| RECORDS SHOWN |

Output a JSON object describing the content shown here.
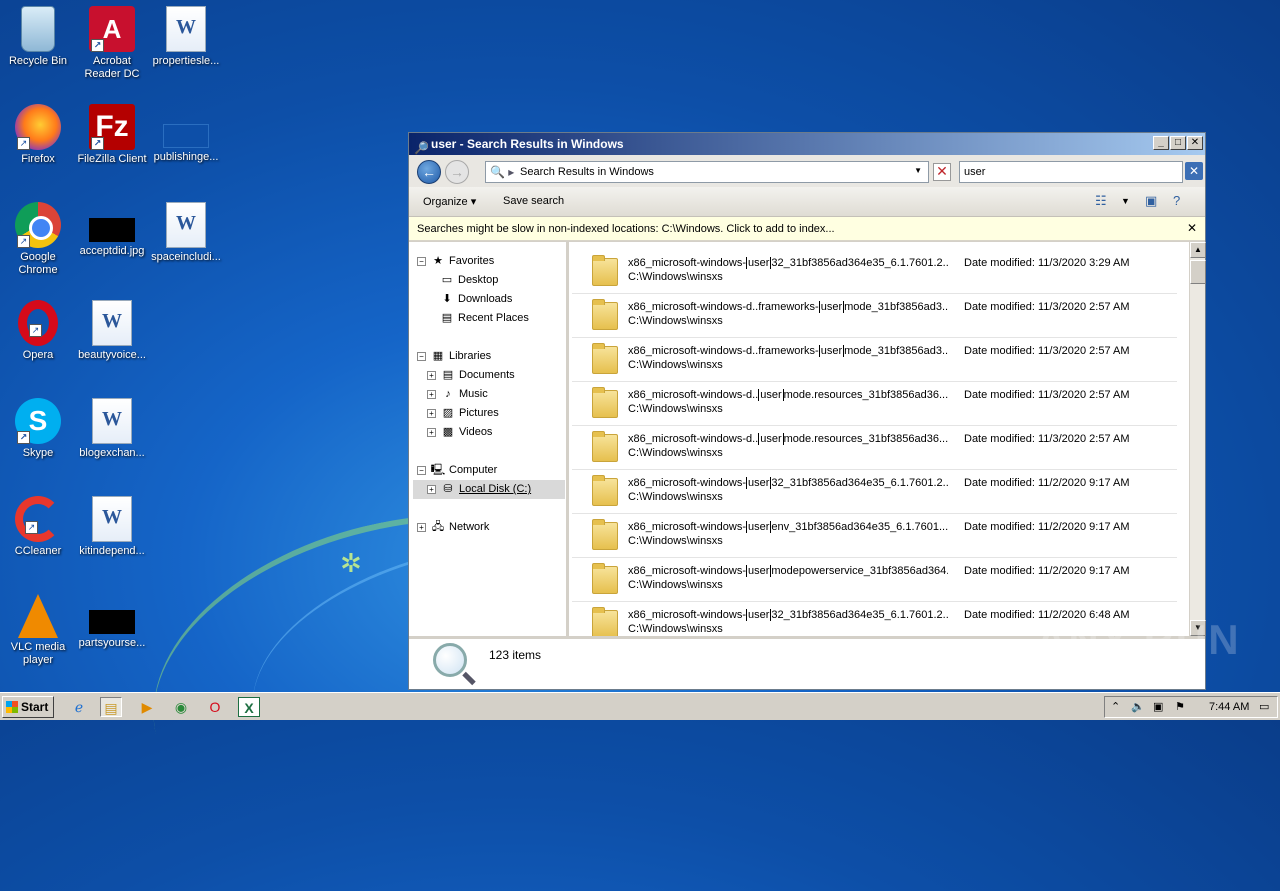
{
  "desktop": {
    "icons": [
      {
        "label": "Recycle Bin"
      },
      {
        "label": "Acrobat Reader DC",
        "glyph": "A"
      },
      {
        "label": "propertiesle...",
        "glyph": "W"
      },
      {
        "label": "Firefox"
      },
      {
        "label": "FileZilla Client",
        "glyph": "Fz"
      },
      {
        "label": "publishinge..."
      },
      {
        "label": "Google Chrome"
      },
      {
        "label": "acceptdid.jpg"
      },
      {
        "label": "spaceincludi...",
        "glyph": "W"
      },
      {
        "label": "Opera"
      },
      {
        "label": "beautyvoice...",
        "glyph": "W"
      },
      {
        "label": "Skype",
        "glyph": "S"
      },
      {
        "label": "blogexchan...",
        "glyph": "W"
      },
      {
        "label": "CCleaner"
      },
      {
        "label": "kitindepend...",
        "glyph": "W"
      },
      {
        "label": "VLC media player"
      },
      {
        "label": "partsyourse..."
      }
    ]
  },
  "window": {
    "title": "user - Search Results in Windows",
    "address": "Search Results in Windows",
    "search_value": "user",
    "toolbar": {
      "organize": "Organize",
      "save_search": "Save search"
    },
    "info_message": "Searches might be slow in non-indexed locations: C:\\Windows. Click to add to index...",
    "nav": {
      "favorites": "Favorites",
      "desktop": "Desktop",
      "downloads": "Downloads",
      "recent": "Recent Places",
      "libraries": "Libraries",
      "documents": "Documents",
      "music": "Music",
      "pictures": "Pictures",
      "videos": "Videos",
      "computer": "Computer",
      "local_disk": "Local Disk (C:)",
      "network": "Network"
    },
    "results": [
      {
        "pre": "x86_microsoft-windows-",
        "hl": "user",
        "post": "32_31bf3856ad364e35_6.1.7601.2...",
        "path": "C:\\Windows\\winsxs",
        "date": "Date modified: 11/3/2020 3:29 AM"
      },
      {
        "pre": "x86_microsoft-windows-d..frameworks-",
        "hl": "user",
        "post": "mode_31bf3856ad3...",
        "path": "C:\\Windows\\winsxs",
        "date": "Date modified: 11/3/2020 2:57 AM"
      },
      {
        "pre": "x86_microsoft-windows-d..frameworks-",
        "hl": "user",
        "post": "mode_31bf3856ad3...",
        "path": "C:\\Windows\\winsxs",
        "date": "Date modified: 11/3/2020 2:57 AM"
      },
      {
        "pre": "x86_microsoft-windows-d..",
        "hl": "user",
        "post": "mode.resources_31bf3856ad36...",
        "path": "C:\\Windows\\winsxs",
        "date": "Date modified: 11/3/2020 2:57 AM"
      },
      {
        "pre": "x86_microsoft-windows-d..",
        "hl": "user",
        "post": "mode.resources_31bf3856ad36...",
        "path": "C:\\Windows\\winsxs",
        "date": "Date modified: 11/3/2020 2:57 AM"
      },
      {
        "pre": "x86_microsoft-windows-",
        "hl": "user",
        "post": "32_31bf3856ad364e35_6.1.7601.2...",
        "path": "C:\\Windows\\winsxs",
        "date": "Date modified: 11/2/2020 9:17 AM"
      },
      {
        "pre": "x86_microsoft-windows-",
        "hl": "user",
        "post": "env_31bf3856ad364e35_6.1.7601....",
        "path": "C:\\Windows\\winsxs",
        "date": "Date modified: 11/2/2020 9:17 AM"
      },
      {
        "pre": "x86_microsoft-windows-",
        "hl": "user",
        "post": "modepowerservice_31bf3856ad364...",
        "path": "C:\\Windows\\winsxs",
        "date": "Date modified: 11/2/2020 9:17 AM"
      },
      {
        "pre": "x86_microsoft-windows-",
        "hl": "user",
        "post": "32_31bf3856ad364e35_6.1.7601.2...",
        "path": "C:\\Windows\\winsxs",
        "date": "Date modified: 11/2/2020 6:48 AM"
      }
    ],
    "item_count": "123 items"
  },
  "taskbar": {
    "start_label": "Start",
    "clock": "7:44 AM"
  },
  "watermark": "ANY RUN",
  "colors": {
    "title_start": "#0a246a",
    "title_end": "#a6caf0",
    "info_bg": "#ffffe1"
  }
}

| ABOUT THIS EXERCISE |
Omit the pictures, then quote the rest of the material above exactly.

| TASK SOLUTION |
Output a JSON object describing the content shown here.
{
  "desktop": {
    "icons": [
      {
        "label": "Recycle Bin"
      },
      {
        "label": "Acrobat Reader DC",
        "glyph": "A"
      },
      {
        "label": "propertiesle...",
        "glyph": "W"
      },
      {
        "label": "Firefox"
      },
      {
        "label": "FileZilla Client",
        "glyph": "Fz"
      },
      {
        "label": "publishinge..."
      },
      {
        "label": "Google Chrome"
      },
      {
        "label": "acceptdid.jpg"
      },
      {
        "label": "spaceincludi...",
        "glyph": "W"
      },
      {
        "label": "Opera"
      },
      {
        "label": "beautyvoice...",
        "glyph": "W"
      },
      {
        "label": "Skype",
        "glyph": "S"
      },
      {
        "label": "blogexchan...",
        "glyph": "W"
      },
      {
        "label": "CCleaner"
      },
      {
        "label": "kitindepend...",
        "glyph": "W"
      },
      {
        "label": "VLC media player"
      },
      {
        "label": "partsyourse..."
      }
    ]
  },
  "window": {
    "title": "user - Search Results in Windows",
    "address": "Search Results in Windows",
    "search_value": "user",
    "toolbar": {
      "organize": "Organize",
      "save_search": "Save search"
    },
    "info_message": "Searches might be slow in non-indexed locations: C:\\Windows. Click to add to index...",
    "nav": {
      "favorites": "Favorites",
      "desktop": "Desktop",
      "downloads": "Downloads",
      "recent": "Recent Places",
      "libraries": "Libraries",
      "documents": "Documents",
      "music": "Music",
      "pictures": "Pictures",
      "videos": "Videos",
      "computer": "Computer",
      "local_disk": "Local Disk (C:)",
      "network": "Network"
    },
    "results": [
      {
        "pre": "x86_microsoft-windows-",
        "hl": "user",
        "post": "32_31bf3856ad364e35_6.1.7601.2...",
        "path": "C:\\Windows\\winsxs",
        "date": "Date modified: 11/3/2020 3:29 AM"
      },
      {
        "pre": "x86_microsoft-windows-d..frameworks-",
        "hl": "user",
        "post": "mode_31bf3856ad3...",
        "path": "C:\\Windows\\winsxs",
        "date": "Date modified: 11/3/2020 2:57 AM"
      },
      {
        "pre": "x86_microsoft-windows-d..frameworks-",
        "hl": "user",
        "post": "mode_31bf3856ad3...",
        "path": "C:\\Windows\\winsxs",
        "date": "Date modified: 11/3/2020 2:57 AM"
      },
      {
        "pre": "x86_microsoft-windows-d..",
        "hl": "user",
        "post": "mode.resources_31bf3856ad36...",
        "path": "C:\\Windows\\winsxs",
        "date": "Date modified: 11/3/2020 2:57 AM"
      },
      {
        "pre": "x86_microsoft-windows-d..",
        "hl": "user",
        "post": "mode.resources_31bf3856ad36...",
        "path": "C:\\Windows\\winsxs",
        "date": "Date modified: 11/3/2020 2:57 AM"
      },
      {
        "pre": "x86_microsoft-windows-",
        "hl": "user",
        "post": "32_31bf3856ad364e35_6.1.7601.2...",
        "path": "C:\\Windows\\winsxs",
        "date": "Date modified: 11/2/2020 9:17 AM"
      },
      {
        "pre": "x86_microsoft-windows-",
        "hl": "user",
        "post": "env_31bf3856ad364e35_6.1.7601....",
        "path": "C:\\Windows\\winsxs",
        "date": "Date modified: 11/2/2020 9:17 AM"
      },
      {
        "pre": "x86_microsoft-windows-",
        "hl": "user",
        "post": "modepowerservice_31bf3856ad364...",
        "path": "C:\\Windows\\winsxs",
        "date": "Date modified: 11/2/2020 9:17 AM"
      },
      {
        "pre": "x86_microsoft-windows-",
        "hl": "user",
        "post": "32_31bf3856ad364e35_6.1.7601.2...",
        "path": "C:\\Windows\\winsxs",
        "date": "Date modified: 11/2/2020 6:48 AM"
      }
    ],
    "item_count": "123 items"
  },
  "taskbar": {
    "start_label": "Start",
    "clock": "7:44 AM"
  },
  "watermark": "ANY RUN",
  "colors": {
    "title_start": "#0a246a",
    "title_end": "#a6caf0",
    "info_bg": "#ffffe1"
  }
}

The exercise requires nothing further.